Share Share 12 Views no discussions Sharing is caring! NewsRegional First minority government for Guyana by: – December 2, 2011 Share Tweet President-elect, Donald RamotarGEORGETOWN, Guyana — The Guyana Election Commission (GECOM) on Thursday declared Donald Ramotar of the ruling People’s Progressive Party Civic (PPP/C) the winner of Monday’s presidential election. However, Ramotar’s party failed to win an overall parliamentary majority.GECOM said the PPP/C won 32 seats, the opposition coalition A Partnership for National Unity (APNU) 26 seats, and the Alliance for Change 7 seats. It is the first minority government in Guyana since the former British colony achieved self-government in 1953 and independence in 1966.Ramotar is expected to be sworn in as president on Saturday, replacing Bharrat Jagdeo, who served the two-term maximum set by Guyana’s constitution.The electoral commission had delayed the announcement of the final results, which had been expected on Wednesday, amid much controversy, prompting GECOM chairman Steve Surujbally to defend the integrity of the commission and the results.By Caribbean News Now contributor

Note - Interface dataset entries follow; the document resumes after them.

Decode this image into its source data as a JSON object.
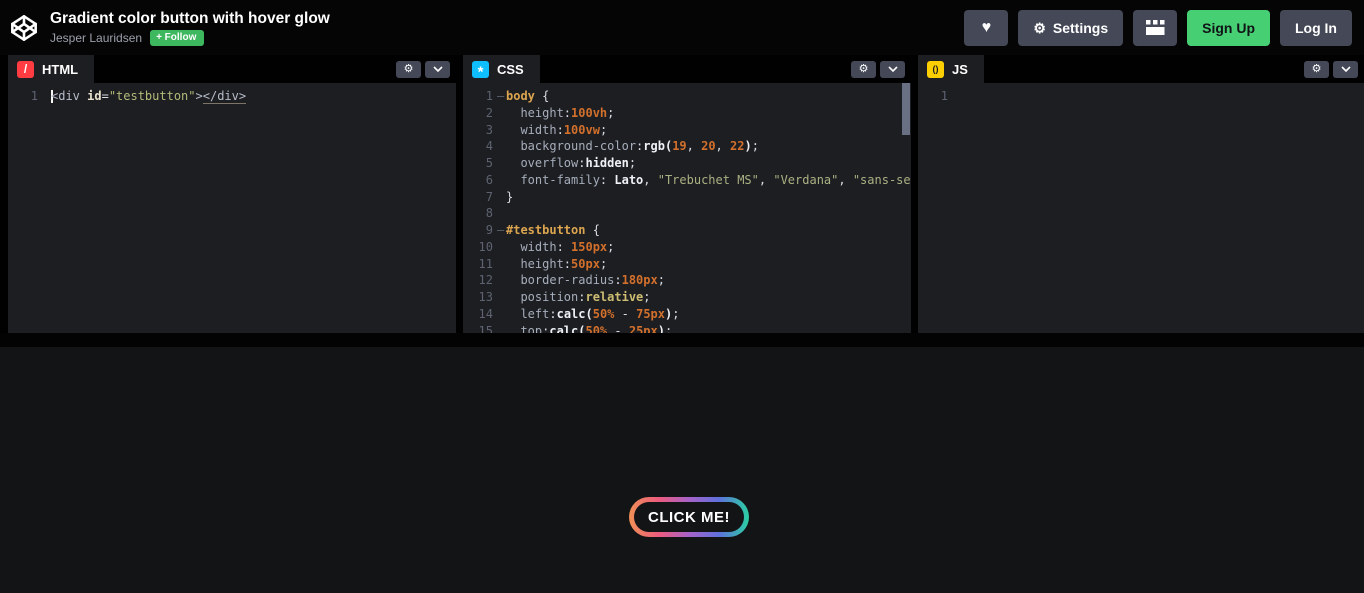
{
  "header": {
    "title": "Gradient color button with hover glow",
    "author": "Jesper Lauridsen",
    "follow": "+ Follow",
    "settings": "Settings",
    "sign_up": "Sign Up",
    "log_in": "Log In"
  },
  "icons": {
    "logo": "codepen-cube",
    "heart": "♥",
    "gear": "⚙",
    "chevron": "chevron-down",
    "layout": "view-switcher-grid",
    "html_glyph": "/",
    "css_glyph": "*",
    "js_glyph": "()"
  },
  "colors": {
    "accent_green": "#47cf73",
    "follow_green": "#3db85f",
    "button_gray": "#444857",
    "html_icon": "#ff3c41",
    "css_icon": "#0ebeff",
    "js_icon": "#fcd000",
    "editor_bg": "#1d1e22",
    "preview_bg": "#131416",
    "button_gradient": [
      "#f09056",
      "#ec5b7e",
      "#a862c8",
      "#5f71dd",
      "#2ad0a2"
    ]
  },
  "editors": {
    "html": {
      "label": "HTML",
      "lines": [
        {
          "num": 1,
          "cursor": true,
          "tokens": [
            {
              "t": "<div ",
              "c": "tag"
            },
            {
              "t": "id",
              "c": "attr"
            },
            {
              "t": "=",
              "c": "brace"
            },
            {
              "t": "\"testbutton\"",
              "c": "attrval"
            },
            {
              "t": ">",
              "c": "tag"
            },
            {
              "t": "</div>",
              "c": "tagu"
            }
          ]
        }
      ]
    },
    "css": {
      "label": "CSS",
      "lines": [
        {
          "num": 1,
          "fold": true,
          "tokens": [
            {
              "t": "body ",
              "c": "sel"
            },
            {
              "t": "{",
              "c": "brace"
            }
          ]
        },
        {
          "num": 2,
          "tokens": [
            {
              "t": "  height",
              "c": "prop"
            },
            {
              "t": ":",
              "c": "brace"
            },
            {
              "t": "100vh",
              "c": "num"
            },
            {
              "t": ";",
              "c": "brace"
            }
          ]
        },
        {
          "num": 3,
          "tokens": [
            {
              "t": "  width",
              "c": "prop"
            },
            {
              "t": ":",
              "c": "brace"
            },
            {
              "t": "100vw",
              "c": "num"
            },
            {
              "t": ";",
              "c": "brace"
            }
          ]
        },
        {
          "num": 4,
          "tokens": [
            {
              "t": "  background-color",
              "c": "prop"
            },
            {
              "t": ":",
              "c": "brace"
            },
            {
              "t": "rgb(",
              "c": "fn"
            },
            {
              "t": "19",
              "c": "num"
            },
            {
              "t": ", ",
              "c": "brace"
            },
            {
              "t": "20",
              "c": "num"
            },
            {
              "t": ", ",
              "c": "brace"
            },
            {
              "t": "22",
              "c": "num"
            },
            {
              "t": ")",
              "c": "fn"
            },
            {
              "t": ";",
              "c": "brace"
            }
          ]
        },
        {
          "num": 5,
          "tokens": [
            {
              "t": "  overflow",
              "c": "prop"
            },
            {
              "t": ":",
              "c": "brace"
            },
            {
              "t": "hidden",
              "c": "kw"
            },
            {
              "t": ";",
              "c": "brace"
            }
          ]
        },
        {
          "num": 6,
          "tokens": [
            {
              "t": "  font-family",
              "c": "prop"
            },
            {
              "t": ": ",
              "c": "brace"
            },
            {
              "t": "Lato",
              "c": "kw"
            },
            {
              "t": ", ",
              "c": "brace"
            },
            {
              "t": "\"Trebuchet MS\"",
              "c": "str"
            },
            {
              "t": ", ",
              "c": "brace"
            },
            {
              "t": "\"Verdana\"",
              "c": "str"
            },
            {
              "t": ", ",
              "c": "brace"
            },
            {
              "t": "\"sans-serif\"",
              "c": "str"
            },
            {
              "t": ";",
              "c": "brace"
            }
          ]
        },
        {
          "num": 7,
          "tokens": [
            {
              "t": "}",
              "c": "brace"
            }
          ]
        },
        {
          "num": 8,
          "tokens": []
        },
        {
          "num": 9,
          "fold": true,
          "tokens": [
            {
              "t": "#testbutton ",
              "c": "sel"
            },
            {
              "t": "{",
              "c": "brace"
            }
          ]
        },
        {
          "num": 10,
          "tokens": [
            {
              "t": "  width",
              "c": "prop"
            },
            {
              "t": ": ",
              "c": "brace"
            },
            {
              "t": "150px",
              "c": "num"
            },
            {
              "t": ";",
              "c": "brace"
            }
          ]
        },
        {
          "num": 11,
          "tokens": [
            {
              "t": "  height",
              "c": "prop"
            },
            {
              "t": ":",
              "c": "brace"
            },
            {
              "t": "50px",
              "c": "num"
            },
            {
              "t": ";",
              "c": "brace"
            }
          ]
        },
        {
          "num": 12,
          "tokens": [
            {
              "t": "  border-radius",
              "c": "prop"
            },
            {
              "t": ":",
              "c": "brace"
            },
            {
              "t": "180px",
              "c": "num"
            },
            {
              "t": ";",
              "c": "brace"
            }
          ]
        },
        {
          "num": 13,
          "tokens": [
            {
              "t": "  position",
              "c": "prop"
            },
            {
              "t": ":",
              "c": "brace"
            },
            {
              "t": "relative",
              "c": "kw2"
            },
            {
              "t": ";",
              "c": "brace"
            }
          ]
        },
        {
          "num": 14,
          "tokens": [
            {
              "t": "  left",
              "c": "prop"
            },
            {
              "t": ":",
              "c": "brace"
            },
            {
              "t": "calc(",
              "c": "fn"
            },
            {
              "t": "50%",
              "c": "num"
            },
            {
              "t": " - ",
              "c": "brace"
            },
            {
              "t": "75px",
              "c": "num"
            },
            {
              "t": ")",
              "c": "fn"
            },
            {
              "t": ";",
              "c": "brace"
            }
          ]
        },
        {
          "num": 15,
          "tokens": [
            {
              "t": "  top",
              "c": "prop"
            },
            {
              "t": ":",
              "c": "brace"
            },
            {
              "t": "calc(",
              "c": "fn"
            },
            {
              "t": "50%",
              "c": "num"
            },
            {
              "t": " - ",
              "c": "brace"
            },
            {
              "t": "25px",
              "c": "num"
            },
            {
              "t": ")",
              "c": "fn"
            },
            {
              "t": ";",
              "c": "brace"
            }
          ]
        }
      ]
    },
    "js": {
      "label": "JS",
      "lines": [
        {
          "num": 1,
          "tokens": []
        }
      ]
    }
  },
  "preview": {
    "button_label": "CLICK ME!"
  }
}
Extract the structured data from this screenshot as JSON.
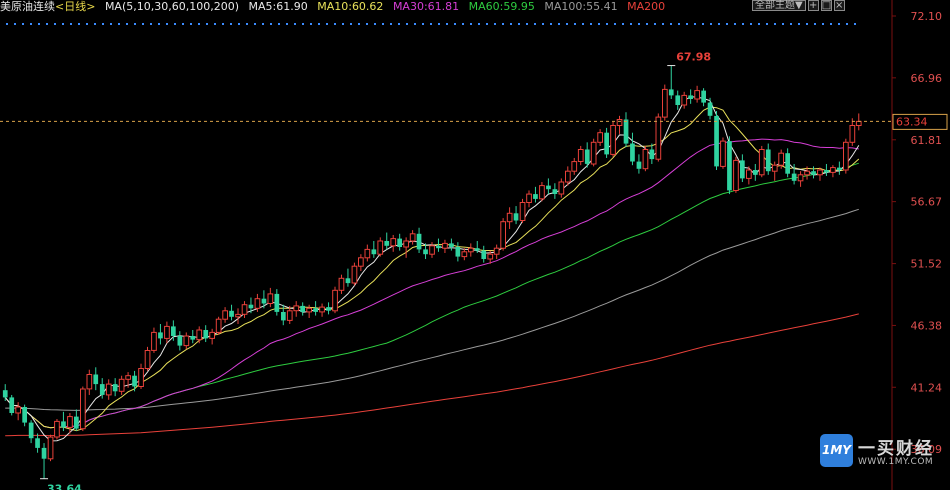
{
  "header": {
    "title": "美原油连续",
    "period": "<日线>",
    "ma_label": "MA(5,10,30,60,100,200)",
    "ma5": "MA5:61.90",
    "ma10": "MA10:60.62",
    "ma30": "MA30:61.81",
    "ma60": "MA60:59.95",
    "ma100": "MA100:55.41",
    "ma200": "MA200"
  },
  "toolbar": {
    "dropdown_label": "全部主题▼",
    "btn_add": "+",
    "btn_window": "□",
    "btn_close": "×"
  },
  "watermark": {
    "icon_text": "1MY",
    "title": "一买财经",
    "url": "WWW.1MY.COM"
  },
  "colors": {
    "up": "#e8413a",
    "down": "#2fd3a0",
    "ma5": "#e8e8e8",
    "ma10": "#e8e05a",
    "ma30": "#d63fd6",
    "ma60": "#2ecc40",
    "ma100": "#9a9a9a",
    "ma200": "#e8413a",
    "axis_text": "#e05050",
    "dotted": "#3c8cff",
    "hline": "#d9a24a"
  },
  "chart_data": {
    "type": "candlestick",
    "ylim": [
      33.2,
      72.1
    ],
    "y_ticks": [
      "72.10",
      "66.96",
      "61.81",
      "56.67",
      "51.52",
      "46.38",
      "41.24",
      "36.09"
    ],
    "current_price": "63.34",
    "annotations": {
      "high": "67.98",
      "low": "33.64"
    },
    "candles": [
      [
        41.0,
        41.5,
        40.1,
        40.4
      ],
      [
        40.4,
        40.6,
        38.9,
        39.1
      ],
      [
        39.1,
        40.0,
        38.5,
        39.6
      ],
      [
        39.6,
        39.8,
        38.0,
        38.3
      ],
      [
        38.3,
        38.5,
        36.6,
        37.0
      ],
      [
        37.0,
        37.4,
        35.8,
        36.2
      ],
      [
        36.2,
        36.6,
        33.64,
        35.3
      ],
      [
        35.3,
        37.3,
        35.1,
        37.1
      ],
      [
        37.1,
        38.6,
        36.9,
        38.4
      ],
      [
        38.4,
        39.2,
        37.6,
        37.9
      ],
      [
        37.9,
        39.1,
        37.4,
        38.8
      ],
      [
        38.8,
        39.4,
        37.6,
        37.8
      ],
      [
        37.8,
        41.3,
        37.6,
        41.1
      ],
      [
        41.1,
        42.7,
        40.6,
        42.3
      ],
      [
        42.3,
        42.9,
        41.0,
        41.5
      ],
      [
        41.5,
        42.0,
        40.3,
        40.6
      ],
      [
        40.6,
        41.9,
        40.2,
        41.5
      ],
      [
        41.5,
        42.0,
        40.5,
        40.9
      ],
      [
        40.9,
        42.2,
        40.6,
        41.9
      ],
      [
        41.9,
        42.5,
        41.2,
        42.2
      ],
      [
        42.2,
        42.6,
        40.9,
        41.3
      ],
      [
        41.3,
        43.2,
        41.1,
        42.8
      ],
      [
        42.8,
        44.6,
        42.6,
        44.3
      ],
      [
        44.3,
        46.2,
        44.1,
        45.8
      ],
      [
        45.8,
        46.5,
        44.8,
        45.3
      ],
      [
        45.3,
        46.7,
        44.9,
        46.3
      ],
      [
        46.3,
        46.8,
        45.1,
        45.5
      ],
      [
        45.5,
        45.9,
        44.3,
        44.7
      ],
      [
        44.7,
        45.8,
        44.4,
        45.5
      ],
      [
        45.5,
        46.0,
        44.9,
        45.2
      ],
      [
        45.2,
        46.3,
        44.9,
        46.0
      ],
      [
        46.0,
        46.4,
        45.0,
        45.3
      ],
      [
        45.3,
        46.1,
        44.8,
        45.8
      ],
      [
        45.8,
        47.1,
        45.6,
        46.9
      ],
      [
        46.9,
        47.9,
        46.6,
        47.6
      ],
      [
        47.6,
        48.1,
        46.8,
        47.1
      ],
      [
        47.1,
        47.8,
        46.5,
        47.3
      ],
      [
        47.3,
        48.4,
        47.0,
        48.1
      ],
      [
        48.1,
        48.7,
        47.4,
        47.8
      ],
      [
        47.8,
        49.0,
        47.5,
        48.6
      ],
      [
        48.6,
        49.3,
        47.8,
        48.2
      ],
      [
        48.2,
        49.5,
        47.9,
        49.0
      ],
      [
        49.0,
        49.4,
        47.2,
        47.5
      ],
      [
        47.5,
        48.1,
        46.4,
        46.8
      ],
      [
        46.8,
        48.0,
        46.5,
        47.6
      ],
      [
        47.6,
        48.4,
        47.1,
        48.0
      ],
      [
        48.0,
        48.3,
        47.2,
        47.5
      ],
      [
        47.5,
        48.1,
        47.0,
        47.8
      ],
      [
        47.8,
        48.4,
        47.2,
        47.5
      ],
      [
        47.5,
        48.2,
        47.1,
        47.9
      ],
      [
        47.9,
        48.3,
        47.3,
        47.6
      ],
      [
        47.6,
        49.6,
        47.4,
        49.3
      ],
      [
        49.3,
        50.6,
        49.0,
        50.3
      ],
      [
        50.3,
        51.1,
        49.6,
        49.9
      ],
      [
        49.9,
        51.6,
        49.7,
        51.3
      ],
      [
        51.3,
        52.3,
        50.9,
        52.0
      ],
      [
        52.0,
        53.1,
        51.7,
        52.7
      ],
      [
        52.7,
        53.4,
        52.0,
        52.3
      ],
      [
        52.3,
        53.7,
        52.1,
        53.4
      ],
      [
        53.4,
        54.1,
        52.7,
        53.0
      ],
      [
        53.0,
        53.9,
        52.5,
        53.6
      ],
      [
        53.6,
        54.0,
        52.6,
        52.9
      ],
      [
        52.9,
        53.7,
        52.0,
        53.4
      ],
      [
        53.4,
        54.3,
        53.1,
        54.0
      ],
      [
        54.0,
        54.5,
        52.4,
        52.7
      ],
      [
        52.7,
        53.2,
        51.9,
        52.3
      ],
      [
        52.3,
        53.3,
        52.0,
        53.0
      ],
      [
        53.0,
        53.6,
        52.5,
        52.8
      ],
      [
        52.8,
        53.5,
        52.4,
        53.2
      ],
      [
        53.2,
        53.6,
        52.6,
        52.9
      ],
      [
        52.9,
        53.3,
        51.7,
        52.1
      ],
      [
        52.1,
        52.8,
        51.8,
        52.5
      ],
      [
        52.5,
        53.2,
        52.1,
        52.8
      ],
      [
        52.8,
        53.4,
        52.4,
        52.6
      ],
      [
        52.6,
        53.0,
        51.6,
        51.9
      ],
      [
        51.9,
        52.6,
        51.5,
        52.3
      ],
      [
        52.3,
        53.1,
        51.9,
        52.8
      ],
      [
        52.8,
        55.3,
        52.6,
        55.0
      ],
      [
        55.0,
        56.2,
        54.4,
        55.7
      ],
      [
        55.7,
        56.3,
        54.8,
        55.1
      ],
      [
        55.1,
        56.9,
        54.9,
        56.6
      ],
      [
        56.6,
        57.6,
        56.2,
        57.3
      ],
      [
        57.3,
        57.9,
        56.6,
        56.9
      ],
      [
        56.9,
        58.3,
        56.7,
        58.0
      ],
      [
        58.0,
        58.6,
        57.3,
        57.7
      ],
      [
        57.7,
        58.2,
        56.9,
        57.3
      ],
      [
        57.3,
        58.6,
        57.0,
        58.3
      ],
      [
        58.3,
        59.6,
        58.0,
        59.2
      ],
      [
        59.2,
        60.3,
        58.9,
        60.0
      ],
      [
        60.0,
        61.3,
        59.7,
        61.0
      ],
      [
        61.0,
        61.6,
        59.5,
        59.8
      ],
      [
        59.8,
        61.9,
        59.6,
        61.6
      ],
      [
        61.6,
        62.7,
        61.3,
        62.4
      ],
      [
        62.4,
        62.8,
        60.3,
        60.6
      ],
      [
        60.6,
        63.3,
        60.4,
        63.0
      ],
      [
        63.0,
        63.8,
        62.3,
        63.5
      ],
      [
        63.5,
        64.1,
        61.2,
        61.5
      ],
      [
        61.5,
        62.4,
        59.7,
        60.0
      ],
      [
        60.0,
        60.6,
        59.0,
        59.4
      ],
      [
        59.4,
        61.3,
        59.2,
        61.0
      ],
      [
        61.0,
        61.5,
        59.8,
        60.2
      ],
      [
        60.2,
        64.0,
        60.0,
        63.7
      ],
      [
        63.7,
        66.4,
        63.4,
        66.0
      ],
      [
        66.0,
        67.98,
        65.2,
        65.5
      ],
      [
        65.5,
        65.9,
        64.3,
        64.7
      ],
      [
        64.7,
        65.8,
        64.4,
        65.5
      ],
      [
        65.5,
        66.0,
        64.8,
        65.2
      ],
      [
        65.2,
        66.3,
        64.9,
        65.9
      ],
      [
        65.9,
        66.1,
        64.6,
        64.9
      ],
      [
        64.9,
        65.3,
        63.5,
        63.8
      ],
      [
        63.8,
        64.2,
        59.3,
        59.6
      ],
      [
        59.6,
        62.0,
        59.4,
        61.7
      ],
      [
        61.7,
        62.1,
        57.3,
        57.6
      ],
      [
        57.6,
        60.4,
        57.4,
        60.1
      ],
      [
        60.1,
        60.6,
        58.3,
        58.6
      ],
      [
        58.6,
        59.6,
        58.1,
        59.3
      ],
      [
        59.3,
        59.8,
        58.4,
        58.9
      ],
      [
        58.9,
        61.3,
        58.7,
        61.0
      ],
      [
        61.0,
        61.5,
        58.9,
        59.2
      ],
      [
        59.2,
        60.0,
        58.4,
        59.7
      ],
      [
        59.7,
        61.0,
        59.4,
        60.7
      ],
      [
        60.7,
        61.1,
        58.7,
        59.0
      ],
      [
        59.0,
        59.8,
        58.1,
        58.4
      ],
      [
        58.4,
        59.2,
        57.9,
        58.9
      ],
      [
        58.9,
        59.6,
        58.5,
        59.2
      ],
      [
        59.2,
        59.6,
        58.6,
        58.9
      ],
      [
        58.9,
        59.5,
        58.4,
        59.3
      ],
      [
        59.3,
        59.8,
        58.8,
        59.1
      ],
      [
        59.1,
        59.7,
        58.7,
        59.5
      ],
      [
        59.5,
        60.0,
        58.9,
        59.3
      ],
      [
        59.3,
        61.9,
        59.0,
        61.6
      ],
      [
        61.6,
        63.6,
        61.3,
        63.0
      ],
      [
        63.0,
        64.0,
        62.6,
        63.34
      ]
    ]
  }
}
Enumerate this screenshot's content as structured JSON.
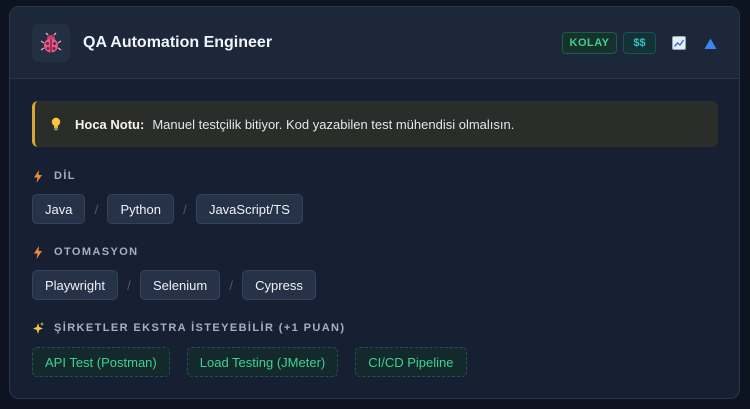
{
  "card": {
    "title": "QA Automation Engineer",
    "icon": "ladybug-bug-icon",
    "difficulty": "KOLAY",
    "cost": "$$",
    "actions": [
      "chart-icon",
      "triangle-up-icon"
    ]
  },
  "note": {
    "icon": "lightbulb-icon",
    "label": "Hoca Notu:",
    "text": "Manuel testçilik bitiyor. Kod yazabilen test mühendisi olmalısın."
  },
  "sections": [
    {
      "title": "DİL",
      "icon": "lightning-icon",
      "separator": "/",
      "items": [
        "Java",
        "Python",
        "JavaScript/TS"
      ]
    },
    {
      "title": "OTOMASYON",
      "icon": "lightning-icon",
      "separator": "/",
      "items": [
        "Playwright",
        "Selenium",
        "Cypress"
      ]
    },
    {
      "title": "ŞİRKETLER EKSTRA İSTEYEBİLİR (+1 PUAN)",
      "icon": "sparkles-icon",
      "items": [
        "API Test (Postman)",
        "Load Testing (JMeter)",
        "CI/CD Pipeline"
      ]
    }
  ],
  "colors": {
    "background": "#0d1320",
    "card": "#172033",
    "header": "#1c2739",
    "note_accent": "#d8a731",
    "badge_green": "#3fd08a",
    "badge_teal": "#37c2c7",
    "extra_green": "#3ed291"
  }
}
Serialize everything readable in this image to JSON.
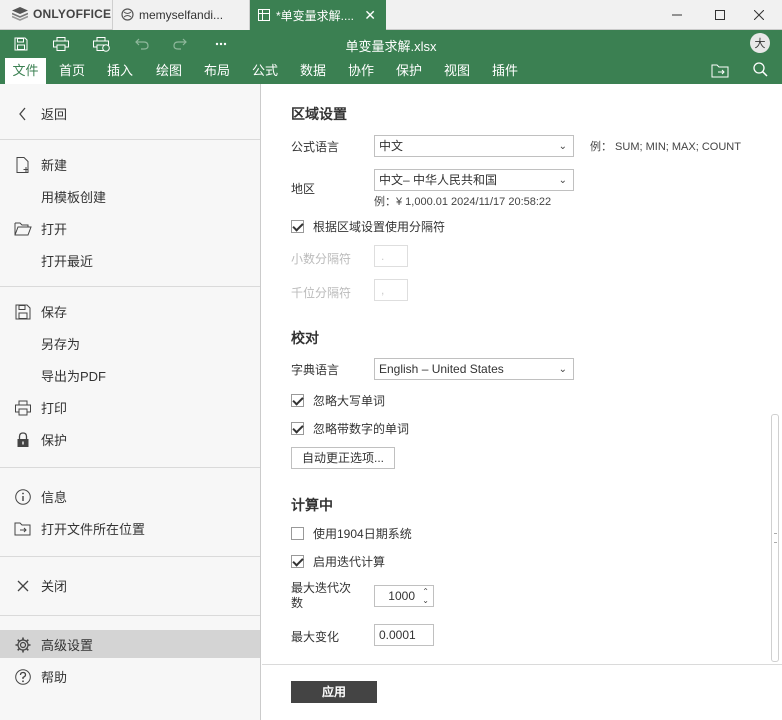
{
  "app": {
    "logo_text": "ONLYOFFICE"
  },
  "tabs": [
    {
      "label": "memyselfandi..."
    },
    {
      "label": "*单变量求解...."
    }
  ],
  "window_controls": {
    "minimize": "─",
    "maximize": "☐",
    "close": "✕"
  },
  "document_title": "单变量求解.xlsx",
  "user_initial": "大",
  "menu": {
    "items": [
      "文件",
      "首页",
      "插入",
      "绘图",
      "布局",
      "公式",
      "数据",
      "协作",
      "保护",
      "视图",
      "插件"
    ],
    "active_index": 0
  },
  "sidebar": {
    "back": "返回",
    "new": "新建",
    "create_from_template": "用模板创建",
    "open": "打开",
    "open_recent": "打开最近",
    "save": "保存",
    "save_as": "另存为",
    "export_pdf": "导出为PDF",
    "print": "打印",
    "protect": "保护",
    "info": "信息",
    "open_location": "打开文件所在位置",
    "close": "关闭",
    "advanced_settings": "高级设置",
    "help": "帮助"
  },
  "regional": {
    "title": "区域设置",
    "formula_language_label": "公式语言",
    "formula_language_value": "中文",
    "formula_example": "例：  SUM; MIN; MAX; COUNT",
    "region_label": "地区",
    "region_value": "中文– 中华人民共和国",
    "region_example": "例：¥ 1,000.01 2024/11/17 20:58:22",
    "use_separators_label": "根据区域设置使用分隔符",
    "use_separators_checked": true,
    "decimal_sep_label": "小数分隔符",
    "decimal_sep_value": ".",
    "thousands_sep_label": "千位分隔符",
    "thousands_sep_value": ","
  },
  "proofing": {
    "title": "校对",
    "dictionary_label": "字典语言",
    "dictionary_value": "English – United States",
    "ignore_upper_label": "忽略大写单词",
    "ignore_upper_checked": true,
    "ignore_numbers_label": "忽略带数字的单词",
    "ignore_numbers_checked": true,
    "autocorrect_button": "自动更正选项..."
  },
  "calculation": {
    "title": "计算中",
    "date1904_label": "使用1904日期系统",
    "date1904_checked": false,
    "iterative_label": "启用迭代计算",
    "iterative_checked": true,
    "max_iterations_label": "最大迭代次数",
    "max_iterations_value": "1000",
    "max_change_label": "最大变化",
    "max_change_value": "0.0001"
  },
  "apply_button": "应用",
  "colors": {
    "brand": "#3b8052",
    "sidebar_bg": "#f7f7f7",
    "selected_bg": "#d4d4d4"
  }
}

Tanaleon added that because the barangaydrug-clearing program is in full force, they have begun tapping privateestablishments so business operators would know that their workers are notusing illegal drugs. The MOA will provide the impetus for thefull implementation of the drug-free workplace policy in Western Visayas,Tanaleon said in an interview. DOLE Department Order 53-03, or theguidelines for the implementation of a drug-free workplace policy for theprivate sector, mandates establishments that employ 10 or more workers toformulate drug abuse prevention and control programs and company policy againstdrug use, Tanaleon said. “This is a good program so there is noreason for us not to pursue it,” she added. (With a report from PNA/PN) “One of the things that will be includedin the MOA is for LGUs to undertake the implementation of the drug-freeworkplace policy. We will include in the requirements that before a businesspermit or renewal permit is issued, DOLE has to certify that an establishmenthas complied or is exempted from DO (Department Order) 53-03,” she said. “PDEA, DOLE, and the LGU will worktogether to issue requirements that should be complied (with) by anestablishment to make sure that they have a drug-free policy within theirbusiness,” she said. “This is a big program and our pilotareas are also major cities. Once we start with these big cities, we arepositive that other municipalities in Western Visayas will follow,” she added. Tanaleon said Thursday they were justfinalizing a memorandum of agreement (MOA) that would be entered into by theiragency, the Department of Labor and Employment (DOLE), and pilot localgovernment units (LGUs). On Jan. 28, PDEA met with the localchief executives and representatives of these cities to discuss the initiative. Last year, PDEA also launched “OplanKalasag”, an advocacy program on drug-free workplace where administrators,front liners, and security officers of hotels, restaurants, bars, subdivisions,condominiums, and warehouses were empowered in compliance with Republic Act9165 or the Comprehensive Dangerous Drugs Act of 2002 and DOLE DO 53-03,Tanaleon said. ILOILO City – The full implementation of the drug-free workplace policy inprivate establishments will be formalized before the first quarter of the yearends, according to Ma. Graziella Tanaleon, information officer of the PhilippineDrug Enforcement Agency (PDEA) in Western Visayas. The drug agency eyes to pilot the fullimplementation in the cities of Passi, Iloilo, and Bacolod.
The BMS Girls’ Basketball team held their awards program this week.Congratulations to all of the players on their hard work, dedication, and improvement.Individual awards went to.Offensive Award: Hattie WesterfeldDefensive Award: Stephanie NobbeBulldog Award: Ellie WaechterCourtesy of Bulldogs Coach Thomas Barnett.